### Exercise objective:
Whenever a line in the data contains "placeholder", show that line.

---

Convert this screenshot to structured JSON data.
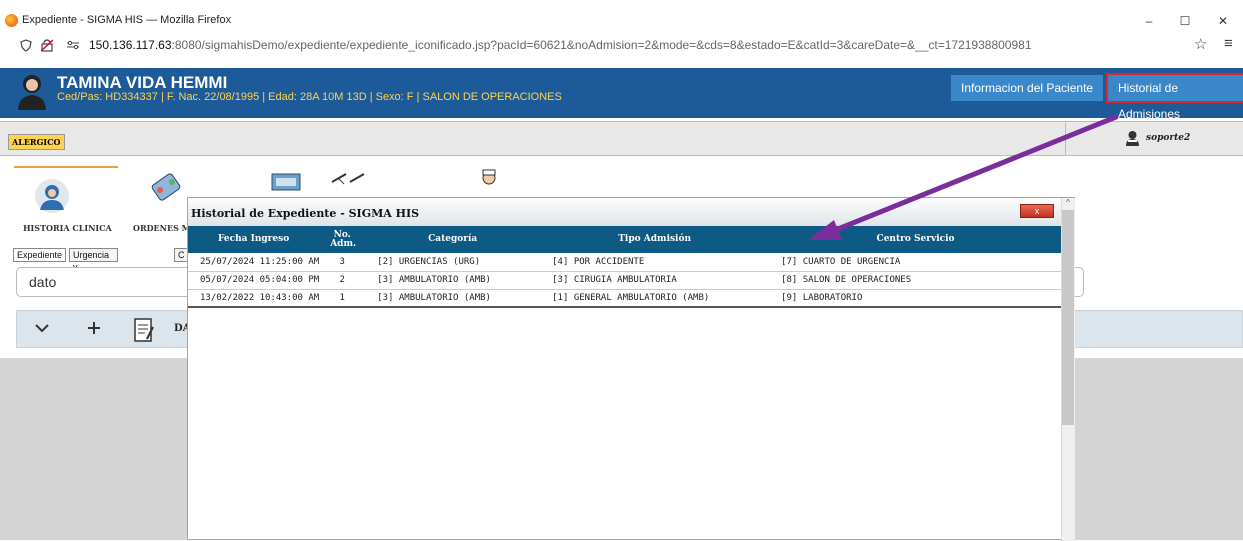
{
  "browser": {
    "tab_title": "Expediente - SIGMA HIS — Mozilla Firefox",
    "url_host": "150.136.117.63",
    "url_rest": ":8080/sigmahisDemo/expediente/expediente_iconificado.jsp?pacId=60621&noAdmision=2&mode=&cds=8&estado=E&catId=3&careDate=&__ct=1721938800981",
    "min": "–",
    "max": "☐",
    "close": "✕"
  },
  "patient": {
    "name": "TAMINA VIDA HEMMI",
    "info": "Ced/Pas: HD334337 | F. Nac. 22/08/1995 | Edad: 28A 10M 13D | Sexo: F  | SALON DE OPERACIONES"
  },
  "header_buttons": {
    "info": "Informacion del Paciente",
    "historial": "Historial de Admisiones"
  },
  "allergy_label": "ALERGICO",
  "user": "soporte2",
  "tools": {
    "historia": "HISTORIA CLINICA",
    "ordenes": "ORDENES M"
  },
  "tabs": [
    "Expediente",
    "Urgencia y Conyugue",
    "C"
  ],
  "search_value": "dato",
  "docbar_label": "DA",
  "modal": {
    "title": "Historial de Expediente - SIGMA HIS",
    "close": "x",
    "columns": [
      "Fecha Ingreso",
      "No. Adm.",
      "Categoría",
      "Tipo Admisión",
      "Centro Servicio"
    ],
    "rows": [
      [
        "25/07/2024 11:25:00 AM",
        "3",
        "[2] URGENCIAS (URG)",
        "[4] POR ACCIDENTE",
        "[7] CUARTO DE URGENCIA"
      ],
      [
        "05/07/2024 05:04:00 PM",
        "2",
        "[3] AMBULATORIO (AMB)",
        "[3] CIRUGIA AMBULATORIA",
        "[8] SALON DE OPERACIONES"
      ],
      [
        "13/02/2022 10:43:00 AM",
        "1",
        "[3] AMBULATORIO (AMB)",
        "[1] GENERAL AMBULATORIO (AMB)",
        "[9] LABORATORIO"
      ]
    ]
  },
  "colors": {
    "header_bg": "#1d5a99",
    "table_header_bg": "#0d5a84",
    "highlight_border": "#d62b2b",
    "annotation_arrow": "#7b2d9c"
  }
}
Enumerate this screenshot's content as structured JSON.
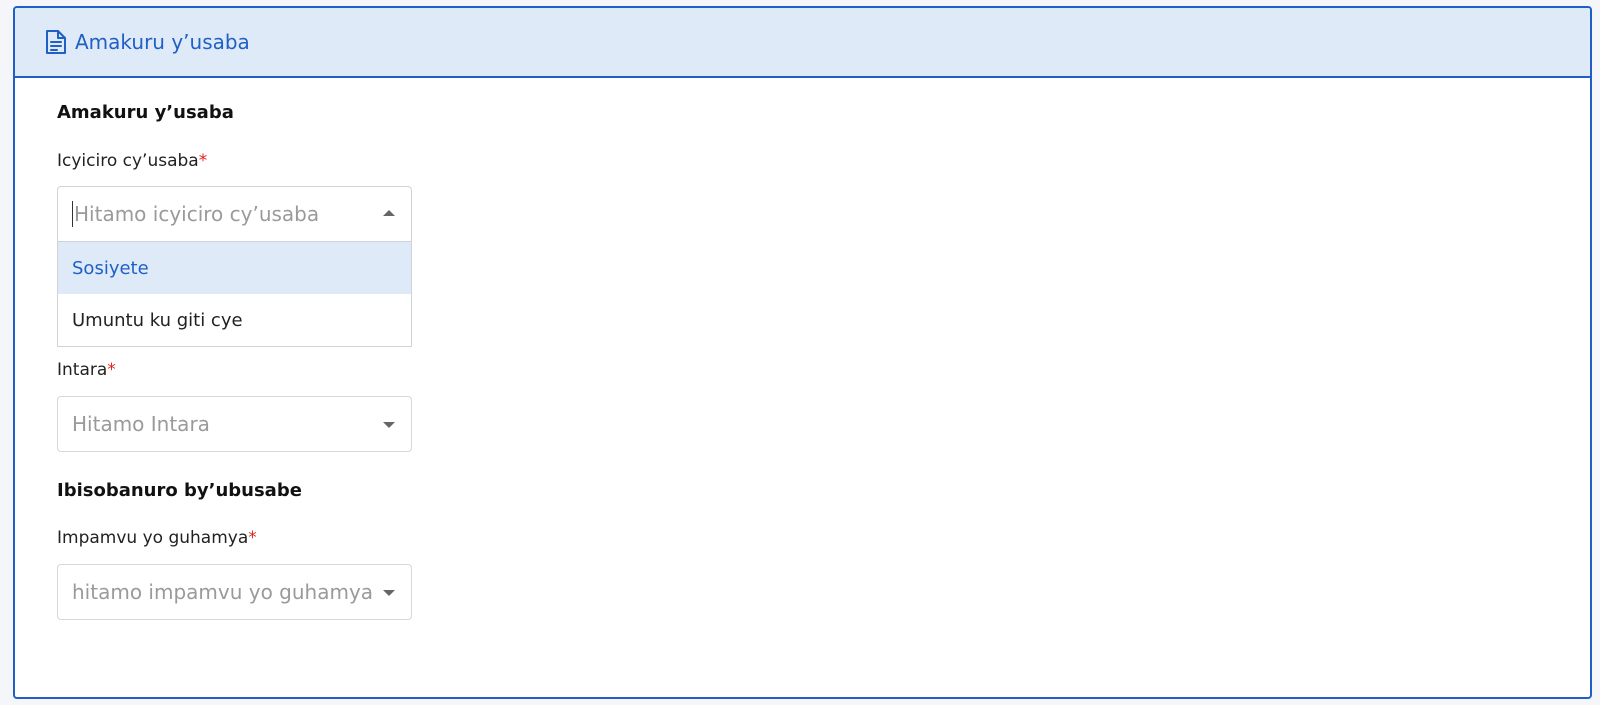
{
  "header": {
    "icon": "document-icon",
    "title": "Amakuru y’usaba",
    "accent_color": "#1f5fc6",
    "bg_color": "#deeaf7"
  },
  "sections": {
    "applicant": {
      "title": "Amakuru y’usaba",
      "category": {
        "label": "Icyiciro cy’usaba",
        "required_mark": "*",
        "placeholder": "Hitamo icyiciro cy’usaba",
        "open": true,
        "options": [
          "Sosiyete",
          "Umuntu ku giti cye"
        ],
        "highlighted_option": "Sosiyete"
      },
      "province": {
        "label": "Intara",
        "required_mark": "*",
        "placeholder": "Hitamo Intara"
      }
    },
    "request": {
      "title": "Ibisobanuro by’ubusabe",
      "reason": {
        "label": "Impamvu yo guhamya",
        "required_mark": "*",
        "placeholder": "hitamo impamvu yo guhamya"
      }
    }
  }
}
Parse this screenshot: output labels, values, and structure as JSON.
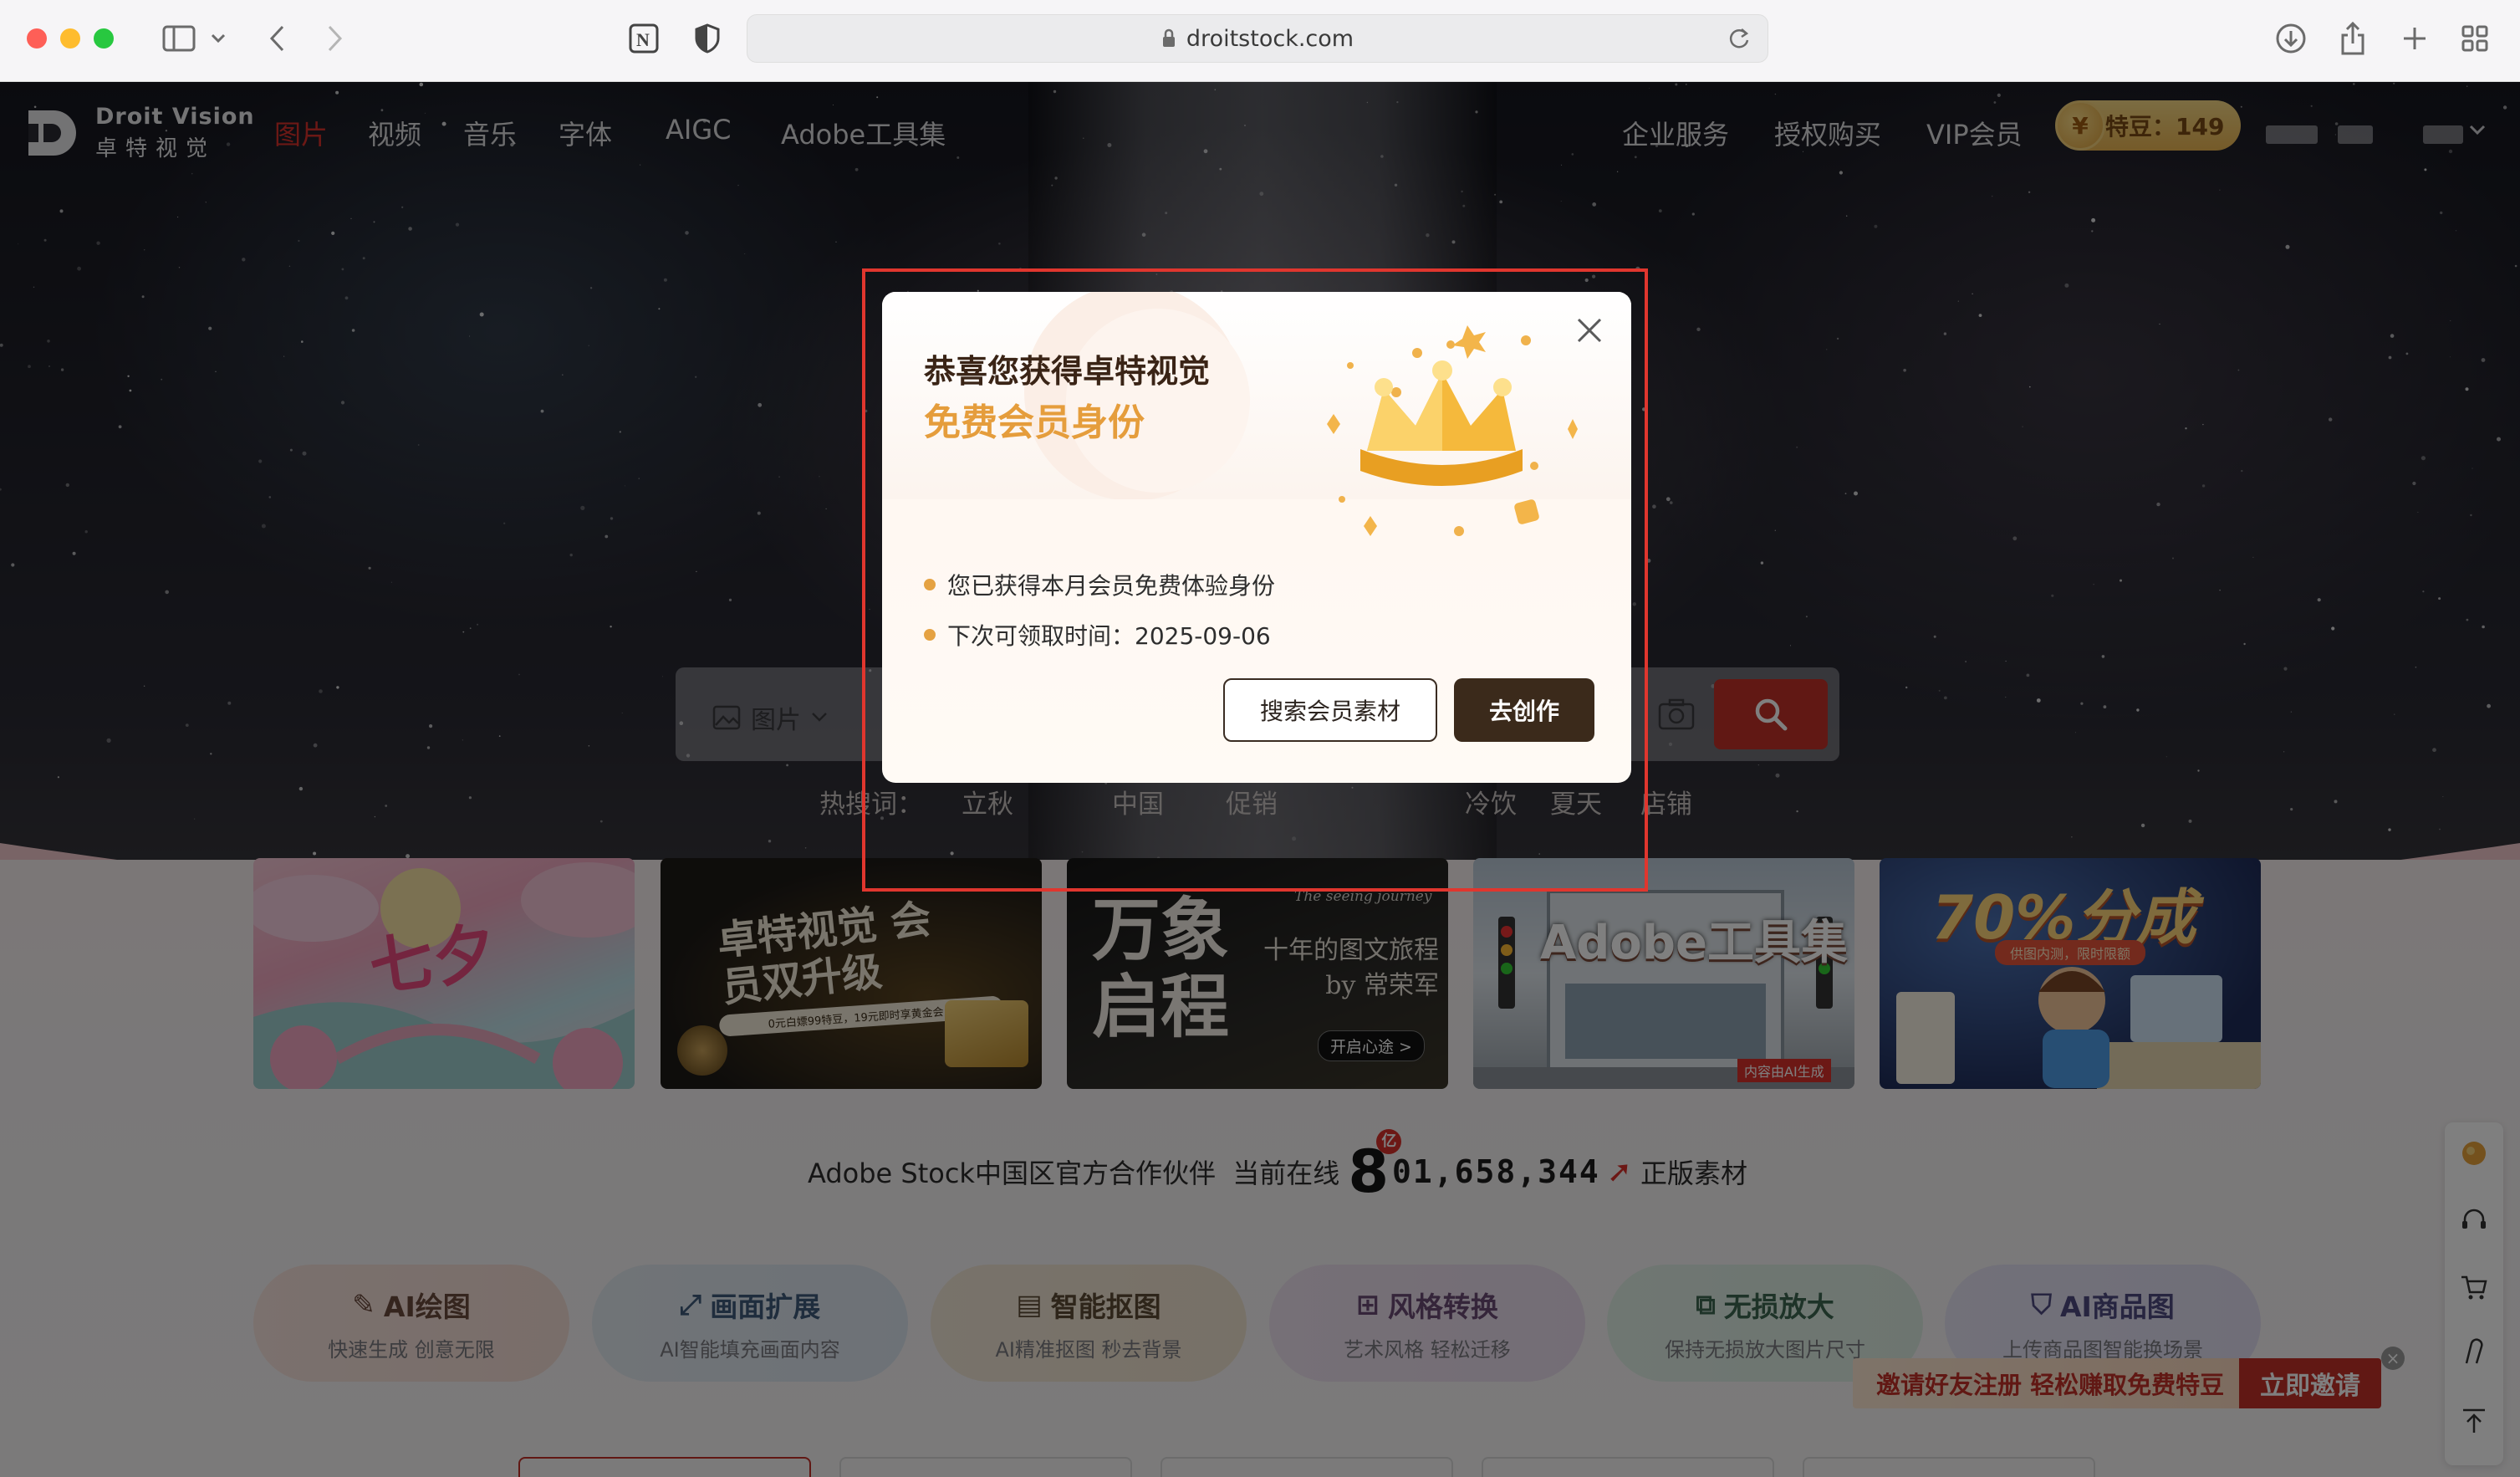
{
  "browser": {
    "url": "droitstock.com"
  },
  "nav": {
    "logo_en": "Droit Vision",
    "logo_cn": "卓特视觉",
    "items": [
      "图片",
      "视频",
      "音乐",
      "字体",
      "AIGC",
      "Adobe工具集"
    ],
    "right_items": [
      "企业服务",
      "授权购买",
      "VIP会员"
    ],
    "beans": "特豆：149"
  },
  "search": {
    "type_label": "图片",
    "hot_label": "热搜词：",
    "hot_words": [
      "立秋",
      "",
      "中国",
      "促销",
      "",
      "",
      "冷饮",
      "夏天",
      "店铺"
    ]
  },
  "banners": [
    {
      "title": "七夕"
    },
    {
      "title": "卓特视觉 会员双升级",
      "sub": "0元白嫖99特豆，19元即时享黄金会员"
    },
    {
      "title": "万象启程",
      "tag": "The seeing journey",
      "sub": "十年的图文旅程 by 常荣军",
      "btn": "开启心途 >"
    },
    {
      "title": "Adobe工具集",
      "sub": "内容由AI生成"
    },
    {
      "title": "70%分成",
      "sub": "供图内测，限时限额"
    }
  ],
  "stats": {
    "prefix": "Adobe Stock中国区官方合作伙伴  当前在线",
    "big": "8",
    "unit": "亿",
    "digits": "01,658,344",
    "suffix": "正版素材"
  },
  "tools": [
    {
      "title": "AI绘图",
      "sub": "快速生成 创意无限",
      "color": "#6a4a3c"
    },
    {
      "title": "画面扩展",
      "sub": "AI智能填充画面内容",
      "color": "#3f5b7a"
    },
    {
      "title": "智能抠图",
      "sub": "AI精准抠图 秒去背景",
      "color": "#5c4a35"
    },
    {
      "title": "风格转换",
      "sub": "艺术风格 轻松迁移",
      "color": "#6a4a74"
    },
    {
      "title": "无损放大",
      "sub": "保持无损放大图片尺寸",
      "color": "#3c6650"
    },
    {
      "title": "AI商品图",
      "sub": "上传商品图智能换场景",
      "color": "#4e4a80"
    }
  ],
  "invite": {
    "text": "邀请好友注册 轻松赚取免费特豆",
    "button": "立即邀请"
  },
  "modal": {
    "title_line1": "恭喜您获得卓特视觉",
    "title_line2": "免费会员身份",
    "lines": [
      "您已获得本月会员免费体验身份",
      "下次可领取时间：2025-09-06"
    ],
    "btn_search": "搜索会员素材",
    "btn_create": "去创作"
  },
  "colors": {
    "brand_red": "#c33128",
    "accent_gold": "#e59d3c",
    "modal_button_dark": "#3b2a1b"
  }
}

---

### Solution to this exercise:
        "placeholder": "Hitamo icyiciro cy’usaba",
        "placeholder": "Hitamo Intara"
        "placeholder": "hitamo impamvu yo guhamya"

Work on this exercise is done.